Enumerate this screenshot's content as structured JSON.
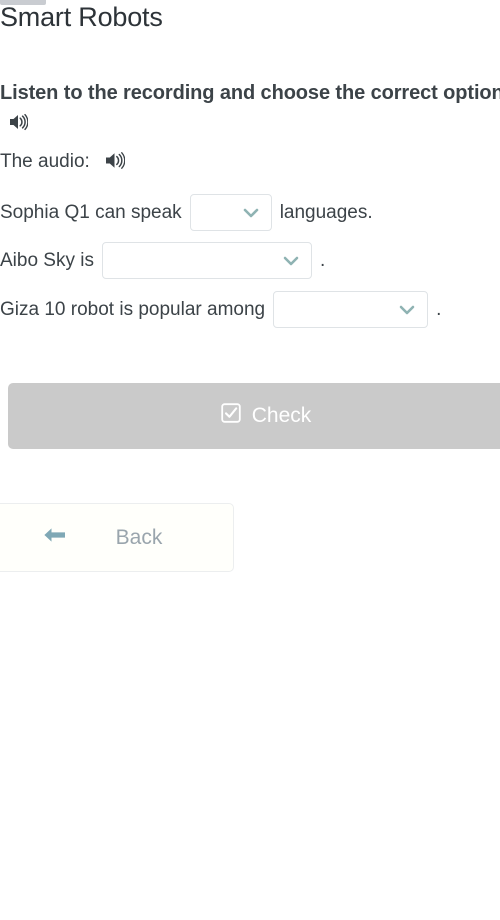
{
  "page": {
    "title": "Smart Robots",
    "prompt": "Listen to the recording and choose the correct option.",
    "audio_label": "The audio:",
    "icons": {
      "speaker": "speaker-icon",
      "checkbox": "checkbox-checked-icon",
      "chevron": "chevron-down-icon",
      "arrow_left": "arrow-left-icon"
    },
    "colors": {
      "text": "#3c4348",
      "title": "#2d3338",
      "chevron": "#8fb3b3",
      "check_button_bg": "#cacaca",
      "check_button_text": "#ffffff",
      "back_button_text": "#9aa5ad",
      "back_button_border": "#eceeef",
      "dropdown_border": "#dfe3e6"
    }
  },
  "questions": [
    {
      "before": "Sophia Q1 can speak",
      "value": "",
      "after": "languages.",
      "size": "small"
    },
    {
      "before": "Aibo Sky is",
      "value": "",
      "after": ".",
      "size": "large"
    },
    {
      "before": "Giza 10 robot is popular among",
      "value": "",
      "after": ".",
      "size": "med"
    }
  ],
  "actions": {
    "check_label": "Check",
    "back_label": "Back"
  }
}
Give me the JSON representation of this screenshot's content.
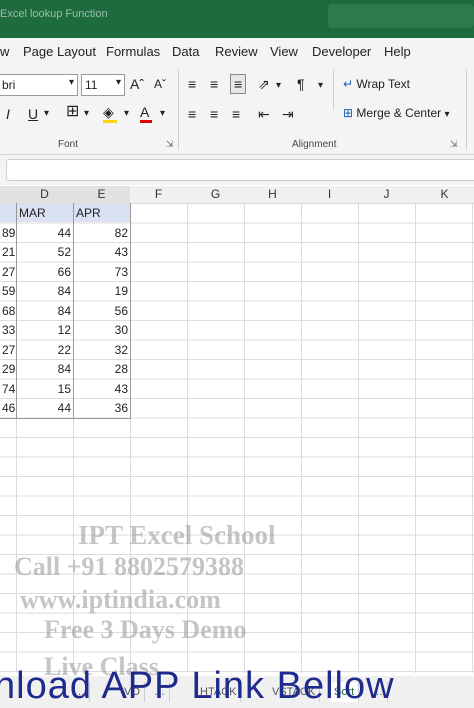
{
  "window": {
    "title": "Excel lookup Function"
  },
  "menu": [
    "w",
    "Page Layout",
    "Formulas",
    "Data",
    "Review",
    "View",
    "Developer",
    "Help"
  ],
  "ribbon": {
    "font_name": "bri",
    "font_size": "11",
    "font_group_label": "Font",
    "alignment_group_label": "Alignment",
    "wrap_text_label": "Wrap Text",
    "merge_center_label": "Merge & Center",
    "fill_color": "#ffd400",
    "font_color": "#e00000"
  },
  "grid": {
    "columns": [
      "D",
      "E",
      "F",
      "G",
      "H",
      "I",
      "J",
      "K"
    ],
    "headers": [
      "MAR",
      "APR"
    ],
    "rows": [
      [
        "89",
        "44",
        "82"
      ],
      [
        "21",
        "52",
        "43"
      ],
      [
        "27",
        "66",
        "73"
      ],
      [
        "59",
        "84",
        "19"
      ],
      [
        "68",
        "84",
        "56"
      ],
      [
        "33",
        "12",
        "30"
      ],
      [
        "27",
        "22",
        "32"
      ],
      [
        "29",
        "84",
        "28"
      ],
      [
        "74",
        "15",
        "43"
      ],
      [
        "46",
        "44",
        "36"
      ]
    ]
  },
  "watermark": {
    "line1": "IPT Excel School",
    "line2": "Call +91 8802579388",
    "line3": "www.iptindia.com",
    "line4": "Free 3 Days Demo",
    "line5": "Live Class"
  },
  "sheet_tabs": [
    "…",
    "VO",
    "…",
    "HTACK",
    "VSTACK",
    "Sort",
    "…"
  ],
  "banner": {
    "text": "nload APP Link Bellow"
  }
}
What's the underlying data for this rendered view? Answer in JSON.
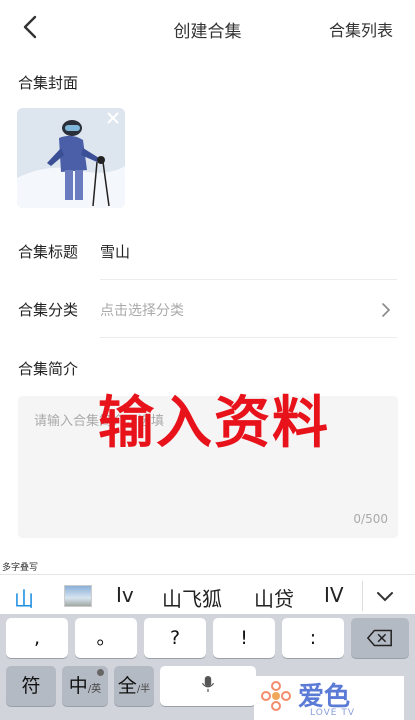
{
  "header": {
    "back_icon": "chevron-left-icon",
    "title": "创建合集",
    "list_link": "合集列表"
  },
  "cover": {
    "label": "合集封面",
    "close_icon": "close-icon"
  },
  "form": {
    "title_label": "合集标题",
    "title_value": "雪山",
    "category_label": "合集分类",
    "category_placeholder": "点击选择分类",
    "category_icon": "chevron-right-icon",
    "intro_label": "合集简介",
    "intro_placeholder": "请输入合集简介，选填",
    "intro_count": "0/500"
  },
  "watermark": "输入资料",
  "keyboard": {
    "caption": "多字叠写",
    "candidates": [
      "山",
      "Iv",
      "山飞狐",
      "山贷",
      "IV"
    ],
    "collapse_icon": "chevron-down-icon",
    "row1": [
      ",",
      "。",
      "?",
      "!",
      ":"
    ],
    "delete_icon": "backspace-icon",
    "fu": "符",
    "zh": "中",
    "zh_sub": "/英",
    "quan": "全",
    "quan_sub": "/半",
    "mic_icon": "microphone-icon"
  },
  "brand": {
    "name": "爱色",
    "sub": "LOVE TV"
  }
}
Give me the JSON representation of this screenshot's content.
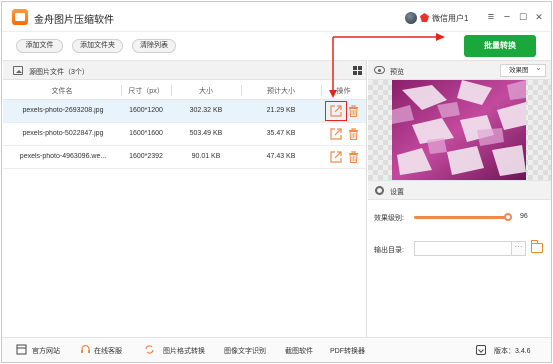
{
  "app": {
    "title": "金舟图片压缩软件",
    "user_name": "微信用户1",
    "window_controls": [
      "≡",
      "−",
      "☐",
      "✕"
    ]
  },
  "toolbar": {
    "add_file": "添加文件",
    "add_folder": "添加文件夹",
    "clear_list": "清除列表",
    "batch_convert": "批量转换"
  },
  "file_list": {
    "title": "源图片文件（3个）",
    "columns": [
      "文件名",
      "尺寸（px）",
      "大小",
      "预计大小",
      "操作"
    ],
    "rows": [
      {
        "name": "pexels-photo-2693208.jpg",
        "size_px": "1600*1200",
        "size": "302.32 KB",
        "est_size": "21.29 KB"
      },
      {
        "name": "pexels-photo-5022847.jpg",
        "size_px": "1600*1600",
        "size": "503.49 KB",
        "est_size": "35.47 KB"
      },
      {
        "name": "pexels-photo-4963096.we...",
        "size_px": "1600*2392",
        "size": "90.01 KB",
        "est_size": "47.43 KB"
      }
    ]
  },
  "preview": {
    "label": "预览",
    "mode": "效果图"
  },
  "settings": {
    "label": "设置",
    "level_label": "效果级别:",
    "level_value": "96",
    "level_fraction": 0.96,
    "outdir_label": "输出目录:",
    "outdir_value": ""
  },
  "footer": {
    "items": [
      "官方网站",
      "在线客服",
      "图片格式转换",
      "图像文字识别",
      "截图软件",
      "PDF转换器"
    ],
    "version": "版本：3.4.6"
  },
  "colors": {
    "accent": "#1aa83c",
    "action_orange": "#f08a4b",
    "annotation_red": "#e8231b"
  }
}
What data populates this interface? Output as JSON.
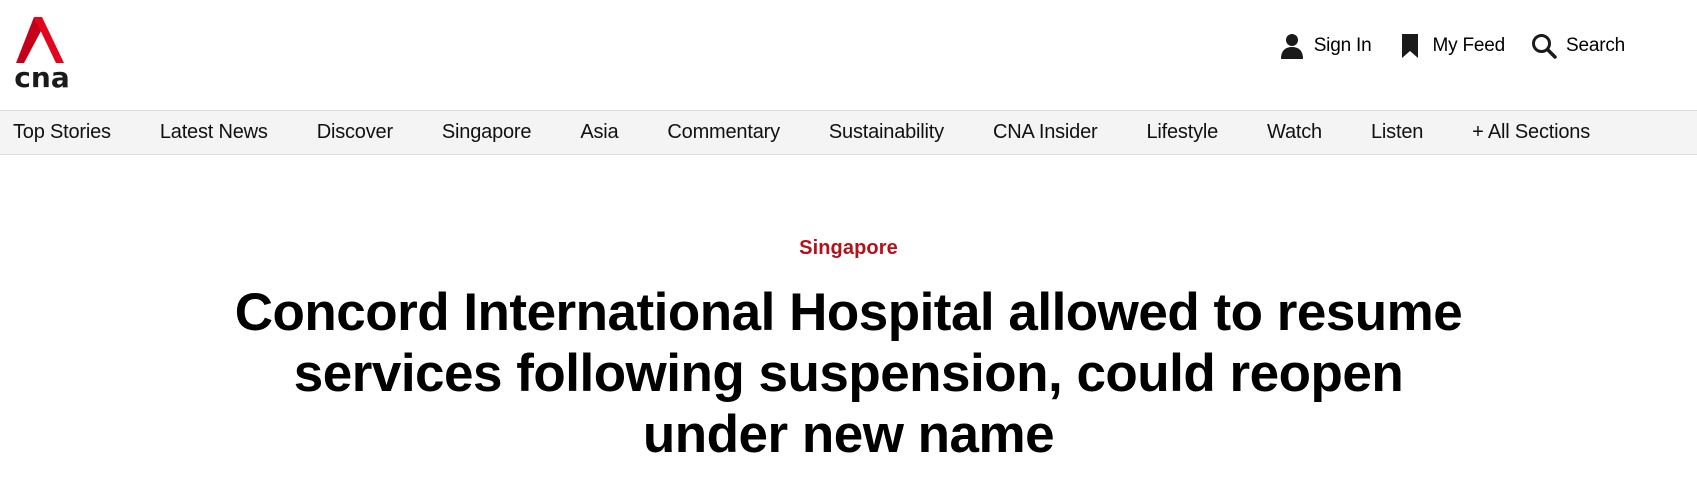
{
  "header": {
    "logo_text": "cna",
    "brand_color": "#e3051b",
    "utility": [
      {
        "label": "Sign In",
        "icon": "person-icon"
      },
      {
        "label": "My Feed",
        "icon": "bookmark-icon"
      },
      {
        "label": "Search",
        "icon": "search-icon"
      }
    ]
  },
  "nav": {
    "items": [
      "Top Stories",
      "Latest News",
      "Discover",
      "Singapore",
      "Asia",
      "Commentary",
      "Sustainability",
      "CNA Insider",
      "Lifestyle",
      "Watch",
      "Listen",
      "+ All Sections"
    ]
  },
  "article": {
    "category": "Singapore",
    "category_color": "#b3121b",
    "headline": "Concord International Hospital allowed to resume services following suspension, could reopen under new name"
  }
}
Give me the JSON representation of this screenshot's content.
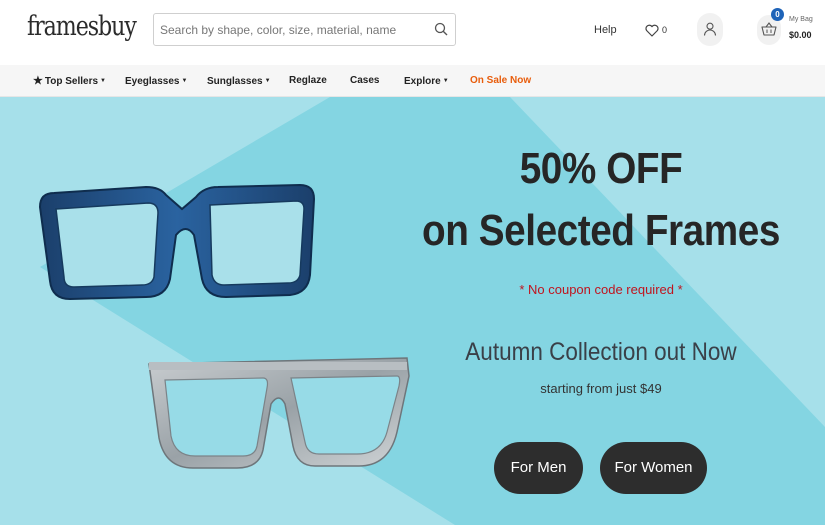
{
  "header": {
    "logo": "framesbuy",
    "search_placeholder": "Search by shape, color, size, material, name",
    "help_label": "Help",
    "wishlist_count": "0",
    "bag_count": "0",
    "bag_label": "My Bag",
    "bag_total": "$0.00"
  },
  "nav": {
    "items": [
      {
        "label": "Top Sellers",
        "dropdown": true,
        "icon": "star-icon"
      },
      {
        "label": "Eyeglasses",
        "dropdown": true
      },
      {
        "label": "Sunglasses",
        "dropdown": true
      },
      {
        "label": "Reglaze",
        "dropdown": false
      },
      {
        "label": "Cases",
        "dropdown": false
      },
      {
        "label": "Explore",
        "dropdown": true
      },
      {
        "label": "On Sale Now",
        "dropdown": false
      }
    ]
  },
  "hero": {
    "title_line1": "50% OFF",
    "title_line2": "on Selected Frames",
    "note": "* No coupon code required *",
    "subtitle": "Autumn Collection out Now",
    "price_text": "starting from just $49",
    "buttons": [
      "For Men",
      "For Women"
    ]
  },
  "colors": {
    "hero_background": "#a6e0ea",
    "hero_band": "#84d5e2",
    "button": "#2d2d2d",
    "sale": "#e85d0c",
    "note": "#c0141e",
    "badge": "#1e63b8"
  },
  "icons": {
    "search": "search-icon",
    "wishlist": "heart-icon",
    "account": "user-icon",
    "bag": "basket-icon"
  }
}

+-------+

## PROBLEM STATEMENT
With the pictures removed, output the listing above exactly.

## EXERCISE SOLUTION
Enumerate this screenshot's content as structured JSON.
{
  "page": {
    "title": "Smart Robots",
    "prompt": "Listen to the recording and choose the correct option.",
    "audio_label": "The audio:",
    "icons": {
      "speaker": "speaker-icon",
      "checkbox": "checkbox-checked-icon",
      "chevron": "chevron-down-icon",
      "arrow_left": "arrow-left-icon"
    },
    "colors": {
      "text": "#3c4348",
      "title": "#2d3338",
      "chevron": "#8fb3b3",
      "check_button_bg": "#cacaca",
      "check_button_text": "#ffffff",
      "back_button_text": "#9aa5ad",
      "back_button_border": "#eceeef",
      "dropdown_border": "#dfe3e6"
    }
  },
  "questions": [
    {
      "before": "Sophia Q1 can speak",
      "value": "",
      "after": "languages.",
      "size": "small"
    },
    {
      "before": "Aibo Sky is",
      "value": "",
      "after": ".",
      "size": "large"
    },
    {
      "before": "Giza 10 robot is popular among",
      "value": "",
      "after": ".",
      "size": "med"
    }
  ],
  "actions": {
    "check_label": "Check",
    "back_label": "Back"
  }
}
Give me the JSON representation of this screenshot's content.
{
  "window": {
    "title": "Excel lookup Function"
  },
  "menu": [
    "w",
    "Page Layout",
    "Formulas",
    "Data",
    "Review",
    "View",
    "Developer",
    "Help"
  ],
  "ribbon": {
    "font_name": "bri",
    "font_size": "11",
    "font_group_label": "Font",
    "alignment_group_label": "Alignment",
    "wrap_text_label": "Wrap Text",
    "merge_center_label": "Merge & Center",
    "fill_color": "#ffd400",
    "font_color": "#e00000"
  },
  "grid": {
    "columns": [
      "D",
      "E",
      "F",
      "G",
      "H",
      "I",
      "J",
      "K"
    ],
    "headers": [
      "MAR",
      "APR"
    ],
    "rows": [
      [
        "89",
        "44",
        "82"
      ],
      [
        "21",
        "52",
        "43"
      ],
      [
        "27",
        "66",
        "73"
      ],
      [
        "59",
        "84",
        "19"
      ],
      [
        "68",
        "84",
        "56"
      ],
      [
        "33",
        "12",
        "30"
      ],
      [
        "27",
        "22",
        "32"
      ],
      [
        "29",
        "84",
        "28"
      ],
      [
        "74",
        "15",
        "43"
      ],
      [
        "46",
        "44",
        "36"
      ]
    ]
  },
  "watermark": {
    "line1": "IPT Excel School",
    "line2": "Call +91 8802579388",
    "line3": "www.iptindia.com",
    "line4": "Free 3 Days Demo",
    "line5": "Live Class"
  },
  "sheet_tabs": [
    "…",
    "VO",
    "…",
    "HTACK",
    "VSTACK",
    "Sort",
    "…"
  ],
  "banner": {
    "text": "nload APP Link Bellow"
  }
}
What's the underlying data for this rendered view? Answer in JSON.
{
  "header": {
    "back_icon": "chevron-left-icon",
    "title": "创建合集",
    "list_link": "合集列表"
  },
  "cover": {
    "label": "合集封面",
    "close_icon": "close-icon"
  },
  "form": {
    "title_label": "合集标题",
    "title_value": "雪山",
    "category_label": "合集分类",
    "category_placeholder": "点击选择分类",
    "category_icon": "chevron-right-icon",
    "intro_label": "合集简介",
    "intro_placeholder": "请输入合集简介，选填",
    "intro_count": "0/500"
  },
  "watermark": "输入资料",
  "keyboard": {
    "caption": "多字叠写",
    "candidates": [
      "山",
      "Iv",
      "山飞狐",
      "山贷",
      "IV"
    ],
    "collapse_icon": "chevron-down-icon",
    "row1": [
      ",",
      "。",
      "?",
      "!",
      ":"
    ],
    "delete_icon": "backspace-icon",
    "fu": "符",
    "zh": "中",
    "zh_sub": "/英",
    "quan": "全",
    "quan_sub": "/半",
    "mic_icon": "microphone-icon"
  },
  "brand": {
    "name": "爱色",
    "sub": "LOVE TV"
  }
}
Give me the JSON representation of this screenshot's content.
{
  "app": {
    "title": "金舟图片压缩软件",
    "user_name": "微信用户1",
    "window_controls": [
      "≡",
      "−",
      "☐",
      "✕"
    ]
  },
  "toolbar": {
    "add_file": "添加文件",
    "add_folder": "添加文件夹",
    "clear_list": "清除列表",
    "batch_convert": "批量转换"
  },
  "file_list": {
    "title": "源图片文件（3个）",
    "columns": [
      "文件名",
      "尺寸（px）",
      "大小",
      "预计大小",
      "操作"
    ],
    "rows": [
      {
        "name": "pexels-photo-2693208.jpg",
        "size_px": "1600*1200",
        "size": "302.32 KB",
        "est_size": "21.29 KB"
      },
      {
        "name": "pexels-photo-5022847.jpg",
        "size_px": "1600*1600",
        "size": "503.49 KB",
        "est_size": "35.47 KB"
      },
      {
        "name": "pexels-photo-4963096.we...",
        "size_px": "1600*2392",
        "size": "90.01 KB",
        "est_size": "47.43 KB"
      }
    ]
  },
  "preview": {
    "label": "预览",
    "mode": "效果图"
  },
  "settings": {
    "label": "设置",
    "level_label": "效果级别:",
    "level_value": "96",
    "level_fraction": 0.96,
    "outdir_label": "输出目录:",
    "outdir_value": ""
  },
  "footer": {
    "items": [
      "官方网站",
      "在线客服",
      "图片格式转换",
      "图像文字识别",
      "截图软件",
      "PDF转换器"
    ],
    "version": "版本：3.4.6"
  },
  "colors": {
    "accent": "#1aa83c",
    "action_orange": "#f08a4b",
    "annotation_red": "#e8231b"
  }
}
What data populates this interface? Output as JSON.
{
  "header": {
    "logo_text": "cna",
    "brand_color": "#e3051b",
    "utility": [
      {
        "label": "Sign In",
        "icon": "person-icon"
      },
      {
        "label": "My Feed",
        "icon": "bookmark-icon"
      },
      {
        "label": "Search",
        "icon": "search-icon"
      }
    ]
  },
  "nav": {
    "items": [
      "Top Stories",
      "Latest News",
      "Discover",
      "Singapore",
      "Asia",
      "Commentary",
      "Sustainability",
      "CNA Insider",
      "Lifestyle",
      "Watch",
      "Listen",
      "+ All Sections"
    ]
  },
  "article": {
    "category": "Singapore",
    "category_color": "#b3121b",
    "headline": "Concord International Hospital allowed to resume services following suspension, could reopen under new name"
  }
}
Give me the JSON representation of this screenshot's content.
{
  "header": {
    "logo": "framesbuy",
    "search_placeholder": "Search by shape, color, size, material, name",
    "help_label": "Help",
    "wishlist_count": "0",
    "bag_count": "0",
    "bag_label": "My Bag",
    "bag_total": "$0.00"
  },
  "nav": {
    "items": [
      {
        "label": "Top Sellers",
        "dropdown": true,
        "icon": "star-icon"
      },
      {
        "label": "Eyeglasses",
        "dropdown": true
      },
      {
        "label": "Sunglasses",
        "dropdown": true
      },
      {
        "label": "Reglaze",
        "dropdown": false
      },
      {
        "label": "Cases",
        "dropdown": false
      },
      {
        "label": "Explore",
        "dropdown": true
      },
      {
        "label": "On Sale Now",
        "dropdown": false
      }
    ]
  },
  "hero": {
    "title_line1": "50% OFF",
    "title_line2": "on Selected Frames",
    "note": "* No coupon code required *",
    "subtitle": "Autumn Collection out Now",
    "price_text": "starting from just $49",
    "buttons": [
      "For Men",
      "For Women"
    ]
  },
  "colors": {
    "hero_background": "#a6e0ea",
    "hero_band": "#84d5e2",
    "button": "#2d2d2d",
    "sale": "#e85d0c",
    "note": "#c0141e",
    "badge": "#1e63b8"
  },
  "icons": {
    "search": "search-icon",
    "wishlist": "heart-icon",
    "account": "user-icon",
    "bag": "basket-icon"
  }
}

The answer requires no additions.